Super Sense of Colors
Colors. Each individual has his own preference. In my previous projects, each head had a different suggestion on colors used, and they chose it because some big names use it, or simply because they like it.
As a UX designer, you have to make sure that colors are not just colors. They have to be usable, help users to browse content easily. So how do you make sure the colors are readable? You can have that super sense of colors, by easily using the Colour Contrast Check.
It’s based on the Web Content Accessibility Guidelines Contrast Ratio Formula. In English? It makes your content readable, easy to the eyes of the users.
You can also say this, when people in the project team are arguing on the colors to use:
Based on the Web Content Accessibility Guidelines Contrast Ratio Formula by W3C, the combination of this color as the background and this color as the foreground didn’t pass the AA compliance and AAA compliance.
When the other person asked: “What the hell is that?”, I shortly replied “The colors are not readable.”
Then I show them a comparison of what we had, and my solution to the colors. Remember, never criticize a design without offering solution.
Let’s do an exercise. I googled ‘Example of bad websites’, then I came across Federal Emergency Management Agency’ site.
I’m gonna improve the colors for ‘FEDERAL EMERGENCY MANAGEMENT AGENCY’ text.
Let’s see the result for the current colors combination. (Background #FFFF00, Foreground #1CB501).
It gave me four NOs, for WCAG 2 AA Compliant. I played a bit, then came up with #0F5F01 for the foreground color.
I got four YESes! So which one is more readable? Ofcourse the four YESes. No doubt that changing that green into a more readble green will make the site better. At least it won’t be shown as a seach result of ‘Example of bad websites’.
Practice often.

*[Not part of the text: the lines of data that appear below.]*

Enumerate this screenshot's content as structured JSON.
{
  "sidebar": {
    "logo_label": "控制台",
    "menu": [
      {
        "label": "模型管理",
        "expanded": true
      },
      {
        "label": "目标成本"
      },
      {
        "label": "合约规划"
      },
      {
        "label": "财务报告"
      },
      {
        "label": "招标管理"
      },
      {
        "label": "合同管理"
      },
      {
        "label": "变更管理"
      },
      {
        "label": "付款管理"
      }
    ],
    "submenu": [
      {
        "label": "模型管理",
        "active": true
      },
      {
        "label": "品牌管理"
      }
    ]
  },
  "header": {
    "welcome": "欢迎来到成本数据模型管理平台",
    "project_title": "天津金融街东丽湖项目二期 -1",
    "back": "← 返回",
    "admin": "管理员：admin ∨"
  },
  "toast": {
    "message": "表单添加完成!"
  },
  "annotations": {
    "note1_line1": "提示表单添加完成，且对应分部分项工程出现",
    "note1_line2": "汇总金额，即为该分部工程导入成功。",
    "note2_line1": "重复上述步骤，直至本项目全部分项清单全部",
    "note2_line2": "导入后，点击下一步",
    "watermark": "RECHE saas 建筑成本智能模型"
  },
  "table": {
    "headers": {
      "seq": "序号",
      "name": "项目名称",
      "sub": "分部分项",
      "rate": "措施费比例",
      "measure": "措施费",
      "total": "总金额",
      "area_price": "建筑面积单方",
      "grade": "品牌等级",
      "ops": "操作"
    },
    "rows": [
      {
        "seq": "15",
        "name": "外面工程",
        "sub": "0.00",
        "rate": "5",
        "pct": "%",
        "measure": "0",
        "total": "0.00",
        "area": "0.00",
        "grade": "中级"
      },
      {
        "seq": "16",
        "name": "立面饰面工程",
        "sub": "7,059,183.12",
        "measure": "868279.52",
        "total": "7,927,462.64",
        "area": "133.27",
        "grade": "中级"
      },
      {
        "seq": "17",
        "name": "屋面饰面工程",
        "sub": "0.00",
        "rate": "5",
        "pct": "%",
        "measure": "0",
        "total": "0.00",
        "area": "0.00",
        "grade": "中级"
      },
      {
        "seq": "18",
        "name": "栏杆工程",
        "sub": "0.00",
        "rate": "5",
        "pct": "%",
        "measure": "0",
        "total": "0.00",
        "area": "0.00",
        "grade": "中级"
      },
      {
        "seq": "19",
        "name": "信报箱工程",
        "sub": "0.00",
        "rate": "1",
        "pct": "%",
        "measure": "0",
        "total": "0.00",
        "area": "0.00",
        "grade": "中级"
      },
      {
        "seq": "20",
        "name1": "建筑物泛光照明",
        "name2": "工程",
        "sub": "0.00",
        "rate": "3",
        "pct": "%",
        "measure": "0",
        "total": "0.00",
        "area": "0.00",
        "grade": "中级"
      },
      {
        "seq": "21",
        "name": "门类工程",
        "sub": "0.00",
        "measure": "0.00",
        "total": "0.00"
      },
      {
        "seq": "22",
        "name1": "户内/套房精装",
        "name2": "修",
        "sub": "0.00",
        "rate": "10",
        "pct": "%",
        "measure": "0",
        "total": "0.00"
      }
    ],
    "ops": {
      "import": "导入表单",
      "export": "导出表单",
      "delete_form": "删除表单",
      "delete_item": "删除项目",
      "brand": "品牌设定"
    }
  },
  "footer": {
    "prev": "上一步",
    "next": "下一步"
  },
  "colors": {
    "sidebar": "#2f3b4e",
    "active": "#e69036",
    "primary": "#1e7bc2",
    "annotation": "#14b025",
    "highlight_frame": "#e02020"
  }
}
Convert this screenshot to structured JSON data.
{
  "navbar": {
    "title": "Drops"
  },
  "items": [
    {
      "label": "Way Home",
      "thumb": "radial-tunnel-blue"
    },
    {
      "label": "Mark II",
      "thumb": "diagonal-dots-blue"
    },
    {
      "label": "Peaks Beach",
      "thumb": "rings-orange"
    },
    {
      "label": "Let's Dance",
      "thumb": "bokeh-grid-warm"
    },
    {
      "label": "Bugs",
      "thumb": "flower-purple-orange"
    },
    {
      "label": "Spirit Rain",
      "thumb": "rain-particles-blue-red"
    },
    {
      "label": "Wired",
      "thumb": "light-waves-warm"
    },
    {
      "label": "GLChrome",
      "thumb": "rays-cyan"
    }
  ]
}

Google for ‘bad websites’, then try improving the colors using Colour Contrast Check. Own that super sense of colors, look like a color expert.